The expression "felt [or feel or be treated] like a piece of meat" is fairly common today in the approximate sense of "felt dehumanized and objectified, particularly as an object of sexual interest" (my definition).
I was somewhat surprised to discover that the expression is not terribly old. I had expected to find that it had emerged in print from tough-guy noir fiction of the 1930s and 1940s. But the earliest relevant matches for "like a piece of meat" that an Elephind search returns are from the 1970s. From Lynne Margolis, "Dorm Life Evolves into Zoo Story," in the [University Park, Pennsylvania] Daily Collegian (September 16, 1976):
Let's face it, the average dorm resident is not 21, and therefore cannot get into bars to find any action. One has the alternative of walking ll the way to a frat house and hoping to get in (for less than the promise of his first-born son). Then, depending on sex, one is treated like a nobody in a room full of strangers, or like a piece of meat.
From Stacy Smith, "TV Q and A," in the San Bernardino [California] Sun (May 29, 1978):
Q. Anson William once commented on a TV talk show he hates going to Hollywood parties. Why? — F.B., Pensacola, Fla.
A: "It's mostly the parties set up by studios and public relations people that I hate going to," Anson clarifies. "I feel like a piece of meat in those situations. I feel cheapened and I feel mad because I'm thought of as a commodity. Maybe it's the truth, but I don't want to be reminded of it."

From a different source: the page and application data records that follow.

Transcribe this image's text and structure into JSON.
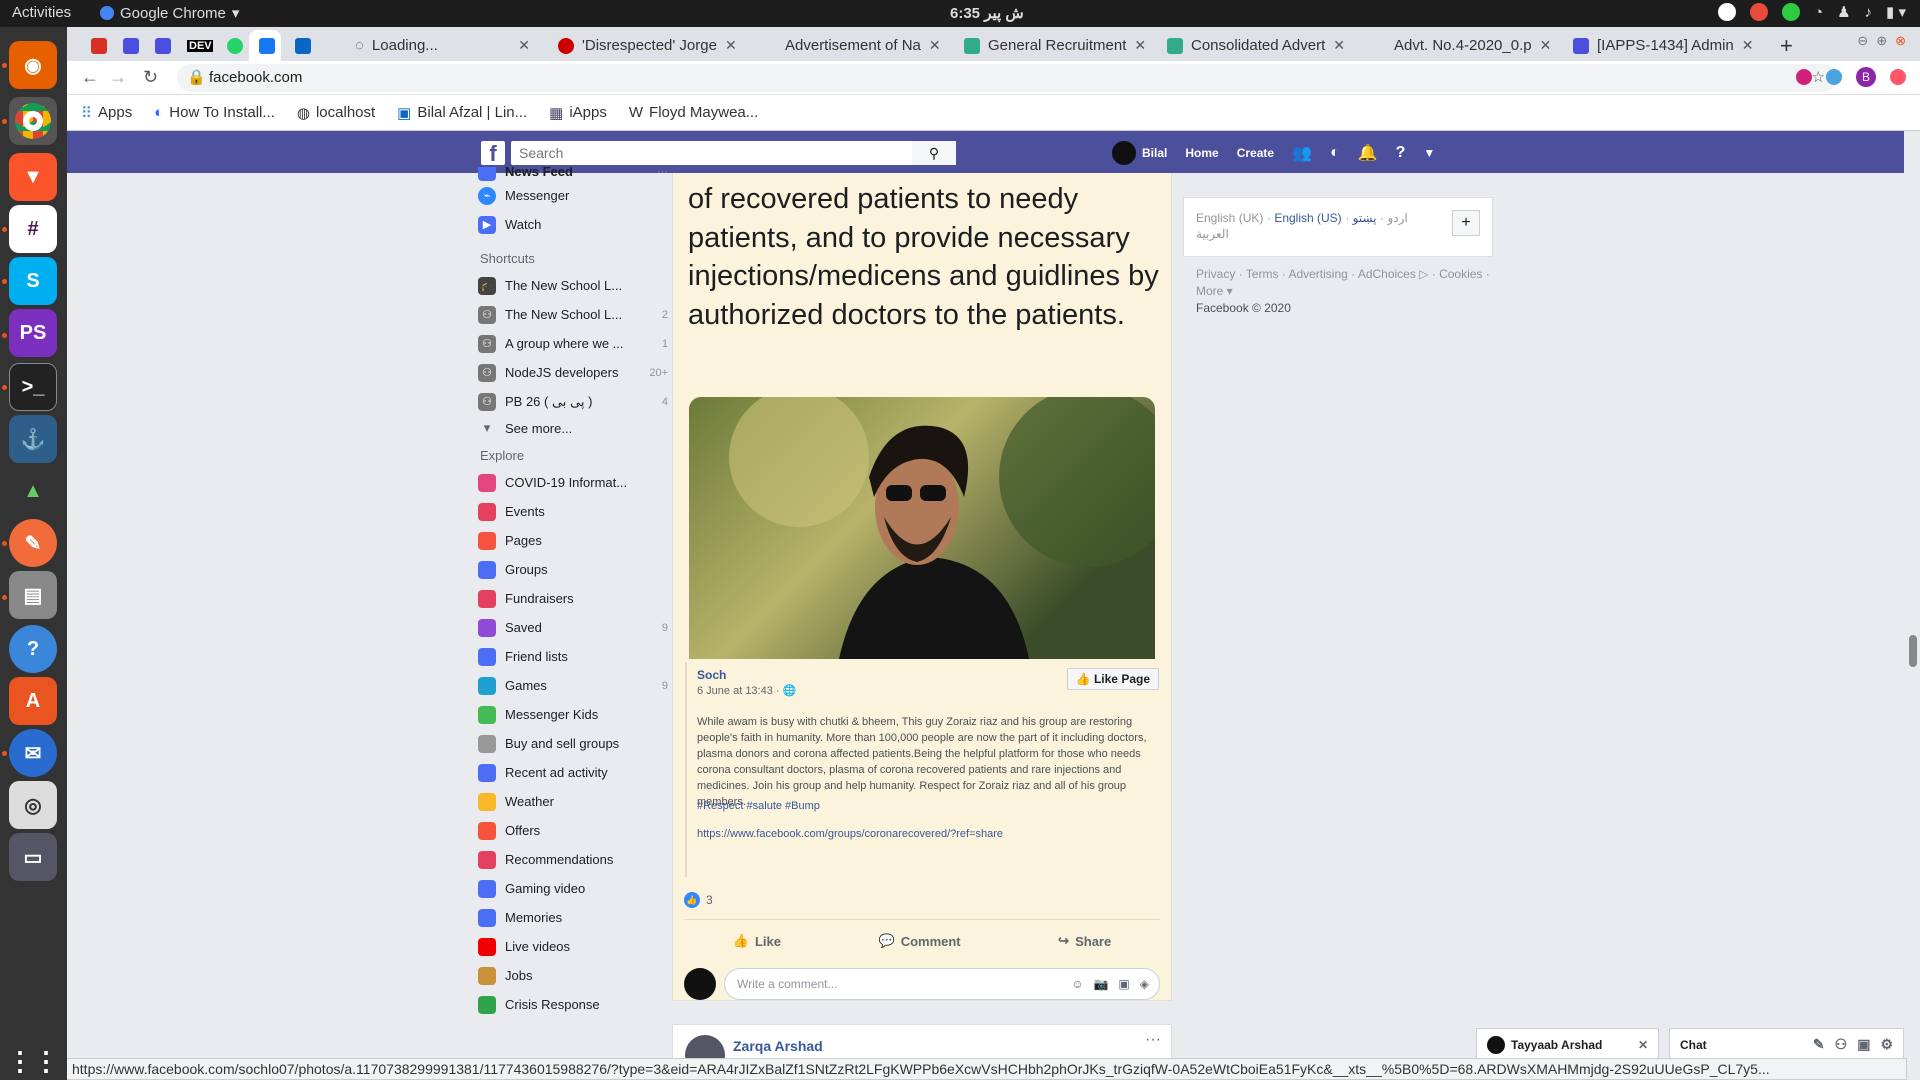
{
  "system": {
    "activities": "Activities",
    "app": "Google Chrome",
    "clock": "6:35 ش  پیر"
  },
  "tabs": [
    {
      "label": "",
      "color": "#d93025"
    },
    {
      "label": "",
      "color": "#4b4fe0"
    },
    {
      "label": "",
      "color": "#4b4fe0"
    },
    {
      "label": "DEV",
      "color": "#000"
    },
    {
      "label": "",
      "color": "#25d366"
    },
    {
      "label": "",
      "color": "#1877f2"
    },
    {
      "label": "",
      "color": "#0a66c2"
    },
    {
      "label": "Loading...",
      "color": "#999"
    },
    {
      "label": "'Disrespected' Jorge",
      "color": "#c00"
    },
    {
      "label": "Advertisement of Na",
      "color": "#fff"
    },
    {
      "label": "General Recruitment",
      "color": "#3a8"
    },
    {
      "label": "Consolidated Advert",
      "color": "#3a8"
    },
    {
      "label": "Advt. No.4-2020_0.p",
      "color": "#fff"
    },
    {
      "label": "[IAPPS-1434] Admin",
      "color": "#4b4fe0"
    }
  ],
  "omnibox": {
    "url": "facebook.com"
  },
  "bookmarks": [
    "Apps",
    "How To Install...",
    "localhost",
    "Bilal Afzal | Lin...",
    "iApps",
    "Floyd Maywea..."
  ],
  "fb": {
    "search_placeholder": "Search",
    "user": "Bilal",
    "home": "Home",
    "create": "Create"
  },
  "left": {
    "top": [
      {
        "label": "News Feed"
      },
      {
        "label": "Messenger"
      },
      {
        "label": "Watch"
      }
    ],
    "shortcuts_title": "Shortcuts",
    "shortcuts": [
      {
        "label": "The New School L...",
        "count": ""
      },
      {
        "label": "The New School L...",
        "count": "2"
      },
      {
        "label": "A group where we ...",
        "count": "1"
      },
      {
        "label": "NodeJS developers",
        "count": "20+"
      },
      {
        "label": "PB 26 ( پی بی )",
        "count": "4"
      }
    ],
    "see_more": "See more...",
    "explore_title": "Explore",
    "explore": [
      {
        "label": "COVID-19 Informat...",
        "count": "",
        "color": "#e4457d"
      },
      {
        "label": "Events",
        "count": "",
        "color": "#e4405f"
      },
      {
        "label": "Pages",
        "count": "",
        "color": "#f5533d"
      },
      {
        "label": "Groups",
        "count": "",
        "color": "#4b6ef5"
      },
      {
        "label": "Fundraisers",
        "count": "",
        "color": "#e4405f"
      },
      {
        "label": "Saved",
        "count": "9",
        "color": "#8d4bd6"
      },
      {
        "label": "Friend lists",
        "count": "",
        "color": "#4b6ef5"
      },
      {
        "label": "Games",
        "count": "9",
        "color": "#20a0d0"
      },
      {
        "label": "Messenger Kids",
        "count": "",
        "color": "#44bb55"
      },
      {
        "label": "Buy and sell groups",
        "count": "",
        "color": "#999"
      },
      {
        "label": "Recent ad activity",
        "count": "",
        "color": "#4b6ef5"
      },
      {
        "label": "Weather",
        "count": "",
        "color": "#f7b928"
      },
      {
        "label": "Offers",
        "count": "",
        "color": "#f5533d"
      },
      {
        "label": "Recommendations",
        "count": "",
        "color": "#e4405f"
      },
      {
        "label": "Gaming video",
        "count": "",
        "color": "#4b6ef5"
      },
      {
        "label": "Memories",
        "count": "",
        "color": "#4b6ef5"
      },
      {
        "label": "Live videos",
        "count": "",
        "color": "#e00"
      },
      {
        "label": "Jobs",
        "count": "",
        "color": "#c8913a"
      },
      {
        "label": "Crisis Response",
        "count": "",
        "color": "#31a24c"
      }
    ]
  },
  "post": {
    "big_text": "of recovered patients to needy patients, and to provide necessary injections/medicens and guidlines by authorized doctors to the patients.",
    "page": "Soch",
    "time": "6 June at 13:43 · ",
    "like_page": "Like Page",
    "body": "While awam is busy with chutki & bheem, This guy Zoraiz riaz and his group are restoring people's faith in humanity. More than 100,000 people are now the part of it including doctors, plasma donors and corona affected patients.Being the helpful platform for those who needs corona consultant doctors, plasma of corona recovered patients and rare injections and medicines. Join his group and help humanity. Respect for Zoraiz riaz and all of his group members.",
    "tags": "#Respect #salute #Bump",
    "link": "https://www.facebook.com/groups/coronarecovered/?ref=share",
    "likes": "3",
    "like": "Like",
    "comment": "Comment",
    "share": "Share",
    "comment_placeholder": "Write a comment..."
  },
  "post2": {
    "author": "Zarqa Arshad"
  },
  "right": {
    "lang_uk": "English (UK)",
    "lang_us": "English (US)",
    "lang_ur": "اردو",
    "lang_ps": "پښتو",
    "lang_ar": "العربية",
    "links": "Privacy · Terms · Advertising · AdChoices ▷ · Cookies · More ▾",
    "copyright": "Facebook © 2020"
  },
  "chat": {
    "contact": "Tayyaab Arshad",
    "title": "Chat"
  },
  "status_url": "https://www.facebook.com/sochlo07/photos/a.1170738299991381/1177436015988276/?type=3&eid=ARA4rJIZxBalZf1SNtZzRt2LFgKWPPb6eXcwVsHCHbh2phOrJKs_trGziqfW-0A52eWtCboiEa51FyKc&__xts__%5B0%5D=68.ARDWsXMAHMmjdg-2S92uUUeGsP_CL7y5..."
}
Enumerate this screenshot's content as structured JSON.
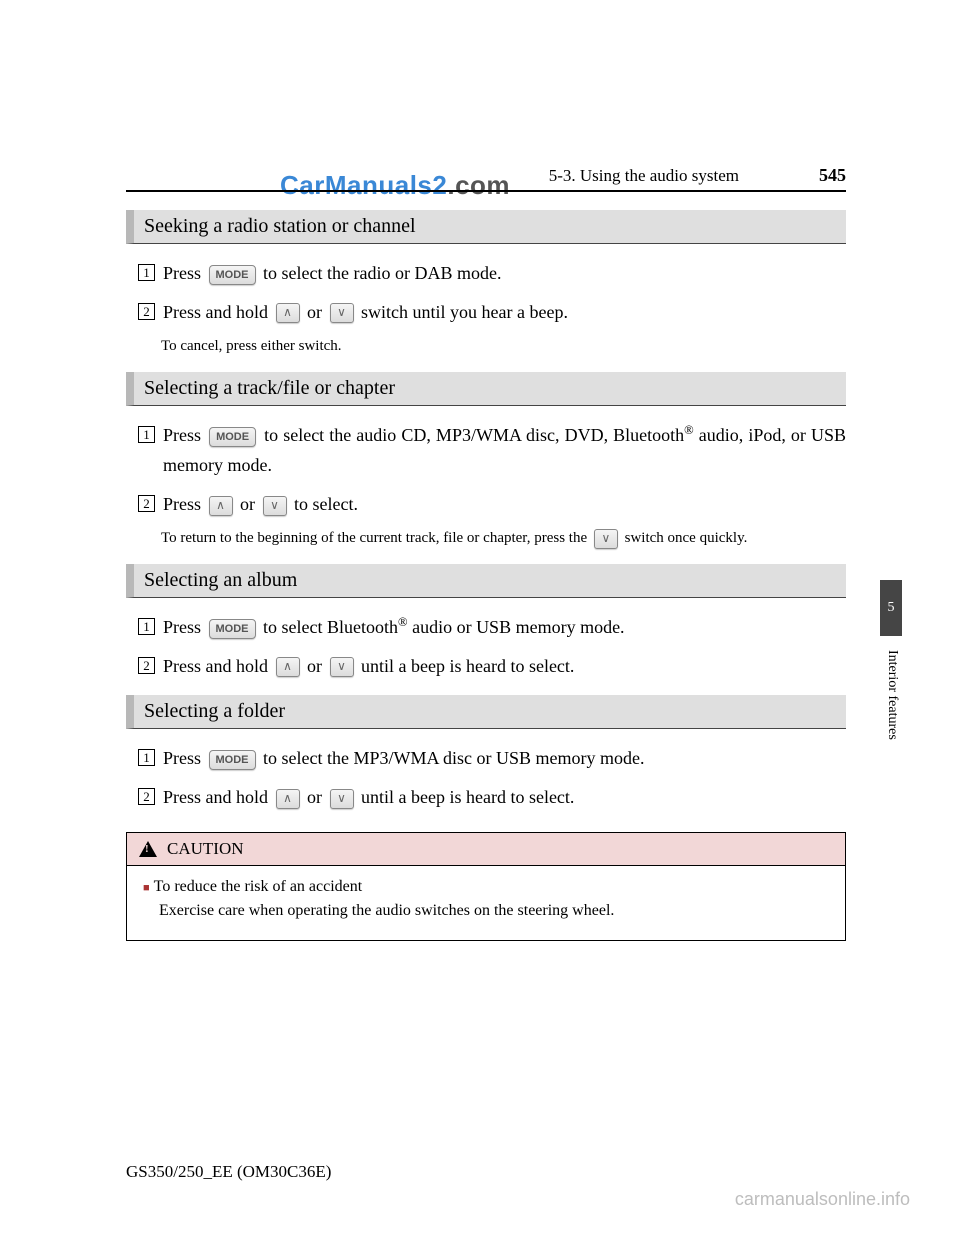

And from Kurt Cobb, "Harris Condemns Power Draft Gives Gov't," in the Stanford [California] Daily (March 9, 1979):
He [David Harris] also said that plans which call for the option of service outside of the military cannot be classified as "service" at all. "Service is an act done by willing people of their own free will. ... Coercion has nothing to do with service," he said. "You're going to be a piece of meat to them and they're going to treat you like a piece of meat."
An interesting (but not entirely on-point) example of the simile applied to a person's experience appears in "Eichmann Examination No Over," in the Canberra [Australia] Times (July 21, 1961):
JERUSALEM, Thursday (A.A.P.).—The Israeli Attorney General, Mr. Hausner, ended his cross-examination of Adolf Eichmann after a 10-day battle of question and answer.
The cross-examination lasted 50 hours.
It provoked angry outbursts both from Eichmann, who said at one stage he was being grilled like a piece of meat, and from the prosecutor himself.
Eichmann's assertion. of course, was expressed in German and presumably involves no awareness of the sense of "like a piece of meat"—or of the double meaning of "grilling"—in idiomatic English.
Another widely reported instance of the expression appeared in remarks by Rodney King, in "Rodney King Gets Award of $3.8 Million," in the Los Angeles [California] Times (April 20, 1994):
During the trial, King had graphically described the pain and humiliation he felt on the night he was beaten by Los Angeles police officers in the San Fernando Valley, telling jurors: "I felt like I had been raped. ... I felt like a cow that was waiting to be slaughtered, just like a piece of meat.
Here the first image is of sexual violence and then of an animal being readied for slaughter.
The central emotion expressed in these examples is not shame but anger, repulsion, or revulsion—and recognizing the key elements of the reaction, I think, is crucial to correctly understanding the sense of the expression itself. A person who feels treated like a piece of meat may feel a degree of shame at having been subjected to dehumanizing treatment—paradoxical though that feeling may be—but the person is likely to have an even stronger emotional reaction of anger and disgust at the aggressors' predatory and disrespectful behavior, along with a lucid sense that the treatment to which the person was subjected was unjust. This at any rate is the complex of feelings that I think many people in the United States would associate with the expression "I feel like a piece of meat."